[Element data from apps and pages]

################

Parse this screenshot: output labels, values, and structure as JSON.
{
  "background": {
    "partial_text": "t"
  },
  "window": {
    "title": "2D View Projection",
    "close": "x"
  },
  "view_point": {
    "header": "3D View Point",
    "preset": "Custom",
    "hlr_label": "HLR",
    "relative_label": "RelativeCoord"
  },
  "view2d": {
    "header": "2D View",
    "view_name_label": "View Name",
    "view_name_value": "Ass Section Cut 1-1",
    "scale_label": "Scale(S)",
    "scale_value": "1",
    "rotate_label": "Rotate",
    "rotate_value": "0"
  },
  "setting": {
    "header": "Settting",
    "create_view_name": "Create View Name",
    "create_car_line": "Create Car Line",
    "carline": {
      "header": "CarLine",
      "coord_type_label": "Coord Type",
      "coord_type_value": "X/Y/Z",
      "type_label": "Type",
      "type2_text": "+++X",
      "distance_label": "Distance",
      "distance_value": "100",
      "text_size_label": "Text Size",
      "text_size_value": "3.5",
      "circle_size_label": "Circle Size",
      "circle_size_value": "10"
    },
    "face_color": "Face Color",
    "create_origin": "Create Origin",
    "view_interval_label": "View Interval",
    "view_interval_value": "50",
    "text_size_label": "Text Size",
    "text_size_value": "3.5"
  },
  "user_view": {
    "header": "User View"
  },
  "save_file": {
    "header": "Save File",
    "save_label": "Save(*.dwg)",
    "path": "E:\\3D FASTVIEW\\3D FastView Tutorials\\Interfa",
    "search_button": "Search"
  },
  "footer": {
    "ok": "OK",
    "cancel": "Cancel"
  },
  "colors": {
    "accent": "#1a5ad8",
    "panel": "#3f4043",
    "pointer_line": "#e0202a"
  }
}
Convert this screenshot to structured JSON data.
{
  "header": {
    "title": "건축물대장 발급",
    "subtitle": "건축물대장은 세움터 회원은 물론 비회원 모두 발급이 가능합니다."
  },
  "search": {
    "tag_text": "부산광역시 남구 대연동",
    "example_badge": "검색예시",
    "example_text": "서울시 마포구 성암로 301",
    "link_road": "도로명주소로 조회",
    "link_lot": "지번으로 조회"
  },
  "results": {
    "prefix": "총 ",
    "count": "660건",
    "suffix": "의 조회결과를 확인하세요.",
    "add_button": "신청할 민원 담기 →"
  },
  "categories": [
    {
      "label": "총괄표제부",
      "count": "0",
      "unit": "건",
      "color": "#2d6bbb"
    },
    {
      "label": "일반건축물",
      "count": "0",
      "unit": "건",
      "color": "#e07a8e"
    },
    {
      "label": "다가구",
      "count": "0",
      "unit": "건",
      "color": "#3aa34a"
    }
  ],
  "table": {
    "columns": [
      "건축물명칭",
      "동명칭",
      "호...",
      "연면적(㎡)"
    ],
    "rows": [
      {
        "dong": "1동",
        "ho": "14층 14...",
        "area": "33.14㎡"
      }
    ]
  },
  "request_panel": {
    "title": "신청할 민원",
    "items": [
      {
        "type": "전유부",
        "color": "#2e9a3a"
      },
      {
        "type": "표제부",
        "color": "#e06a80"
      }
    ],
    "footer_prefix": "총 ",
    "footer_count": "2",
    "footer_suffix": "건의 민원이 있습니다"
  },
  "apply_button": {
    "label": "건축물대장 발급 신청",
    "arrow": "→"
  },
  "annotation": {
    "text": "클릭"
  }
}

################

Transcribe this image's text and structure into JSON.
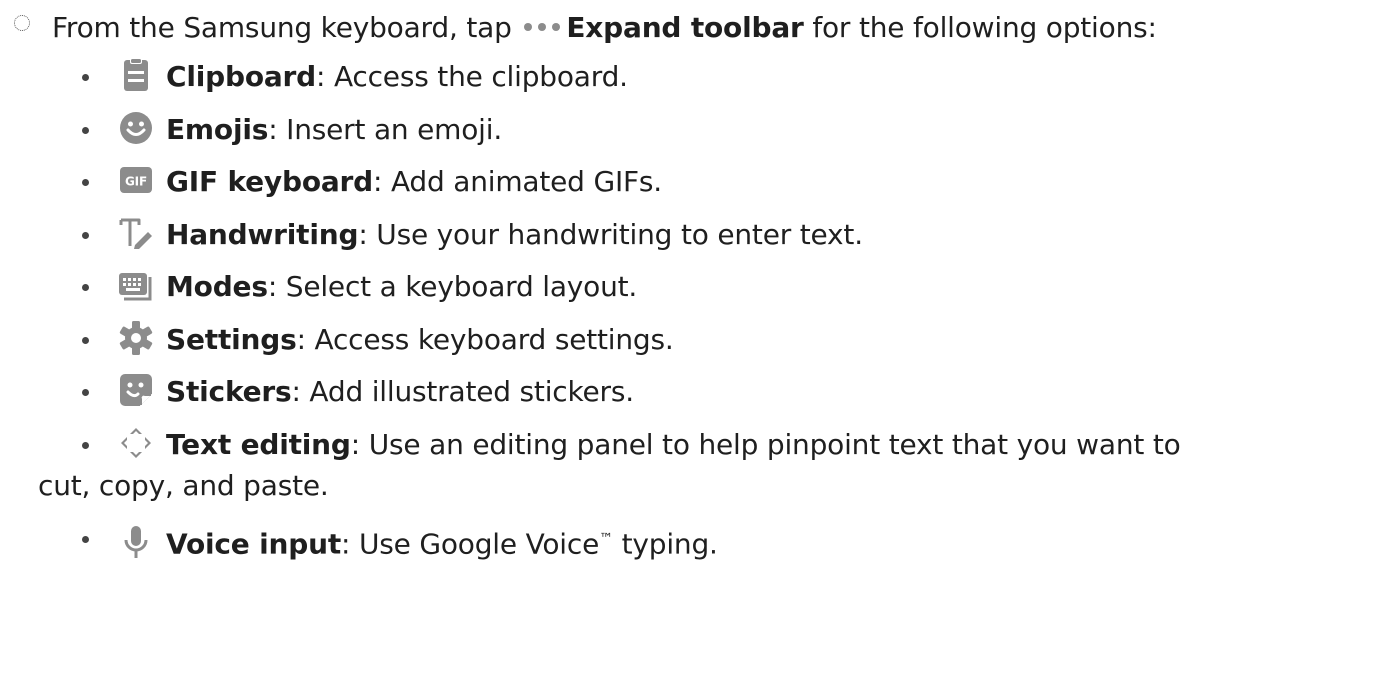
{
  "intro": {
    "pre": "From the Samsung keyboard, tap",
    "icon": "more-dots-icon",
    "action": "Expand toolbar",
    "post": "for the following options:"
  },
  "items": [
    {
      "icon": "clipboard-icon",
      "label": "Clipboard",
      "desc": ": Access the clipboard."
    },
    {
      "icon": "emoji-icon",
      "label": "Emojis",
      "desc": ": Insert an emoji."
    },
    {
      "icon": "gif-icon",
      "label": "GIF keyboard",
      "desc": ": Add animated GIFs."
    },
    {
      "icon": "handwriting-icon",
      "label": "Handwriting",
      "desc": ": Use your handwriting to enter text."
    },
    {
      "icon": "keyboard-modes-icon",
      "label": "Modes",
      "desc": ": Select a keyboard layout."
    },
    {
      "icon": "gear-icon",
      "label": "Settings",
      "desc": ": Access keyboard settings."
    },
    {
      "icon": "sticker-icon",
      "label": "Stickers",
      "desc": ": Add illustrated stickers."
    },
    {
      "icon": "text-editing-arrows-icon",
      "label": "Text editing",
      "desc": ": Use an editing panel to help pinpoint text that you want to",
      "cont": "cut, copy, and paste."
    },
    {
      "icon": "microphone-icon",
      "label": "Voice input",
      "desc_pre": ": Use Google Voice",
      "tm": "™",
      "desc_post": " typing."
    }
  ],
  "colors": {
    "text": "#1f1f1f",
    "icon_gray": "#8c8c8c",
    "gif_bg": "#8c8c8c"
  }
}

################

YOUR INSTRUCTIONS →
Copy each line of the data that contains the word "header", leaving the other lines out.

RESPONSE FOR THIS EXERCISE →
    "header": "3D View Point",
    "header": "2D View",
    "header": "Settting",
      "header": "CarLine",
    "header": "User View"
    "header": "Save File",
  "header": {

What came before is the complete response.